  • The cost of maintaining already implemented technology is crowding out the ability to invest in new needs and innovations. This poses a significant threat to the industry's ability to invest in research and learning technologies.
  • Few institutions are investing sufficiently to maintain already implemented technologies. There is a deferred technology maintenance problem looming that could threaten the reliability and performance of past IT investments.
  • There is a growing disparity between public and private institutions' ability to fund today's technology needs and invest in the future. Without further changes, the future technology capabilities of public institutions will significantly lag those of private institutions.

Philip Goldstein, Goldstein & Associates
March 2005
The obvious-and most important-lesson from the 2004 national elections is that domestic policy generally and higher education specifically lack visibility and salience as a federal issue. Terrorism, the war in Iraq and fiscal policy are likely to dominate the national policy and political agenda, absorbing the policy attention and the financial resources of the federal government. For higher education as a national priority the presidential election changed little if anything. Nor is it clear that a different outcome would have altered this reality.

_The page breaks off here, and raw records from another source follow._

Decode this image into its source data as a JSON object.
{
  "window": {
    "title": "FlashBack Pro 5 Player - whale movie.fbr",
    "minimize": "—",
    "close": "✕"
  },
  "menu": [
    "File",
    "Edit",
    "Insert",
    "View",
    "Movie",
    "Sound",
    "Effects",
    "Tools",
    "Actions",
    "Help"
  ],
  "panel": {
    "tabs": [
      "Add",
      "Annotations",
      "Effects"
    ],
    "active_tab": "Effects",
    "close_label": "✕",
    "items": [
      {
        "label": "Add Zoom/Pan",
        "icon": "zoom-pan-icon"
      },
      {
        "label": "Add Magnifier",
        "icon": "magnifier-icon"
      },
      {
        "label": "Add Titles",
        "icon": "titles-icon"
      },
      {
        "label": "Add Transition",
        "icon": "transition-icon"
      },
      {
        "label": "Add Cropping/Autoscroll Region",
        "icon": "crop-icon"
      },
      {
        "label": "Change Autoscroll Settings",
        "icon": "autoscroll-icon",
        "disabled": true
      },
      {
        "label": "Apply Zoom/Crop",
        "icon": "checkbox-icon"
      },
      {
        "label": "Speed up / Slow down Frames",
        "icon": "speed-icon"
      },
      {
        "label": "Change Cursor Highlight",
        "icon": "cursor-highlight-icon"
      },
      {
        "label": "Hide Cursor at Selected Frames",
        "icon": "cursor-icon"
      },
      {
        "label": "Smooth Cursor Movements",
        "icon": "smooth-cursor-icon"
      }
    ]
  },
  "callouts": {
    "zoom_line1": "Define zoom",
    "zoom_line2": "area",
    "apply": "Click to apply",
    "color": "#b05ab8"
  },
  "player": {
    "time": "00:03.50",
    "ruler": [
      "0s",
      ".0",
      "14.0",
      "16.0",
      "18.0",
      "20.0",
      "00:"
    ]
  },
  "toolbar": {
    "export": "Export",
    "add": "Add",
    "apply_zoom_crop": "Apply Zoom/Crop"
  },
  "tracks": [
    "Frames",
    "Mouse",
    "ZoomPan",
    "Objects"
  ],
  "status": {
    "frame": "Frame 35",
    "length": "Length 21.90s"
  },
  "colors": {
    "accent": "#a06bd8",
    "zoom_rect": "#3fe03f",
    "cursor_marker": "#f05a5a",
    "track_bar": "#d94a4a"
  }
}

February 2005
Partly because of the hoopla surrounding its release, institutional leaders may be tempted to quickly dismiss Measuring Up as just one more simple-minded approach to providing "public information" that only ends up making higher education look bad. After all, the report says nothing about my institution's performance and it excludes much of what higher education is all about, including graduate education and research. Can't it just be ignored so we can move on? Here are a couple of reasons why I don't think so.

Peter Ewell, National Center for Higher Education Management Systems
December 2004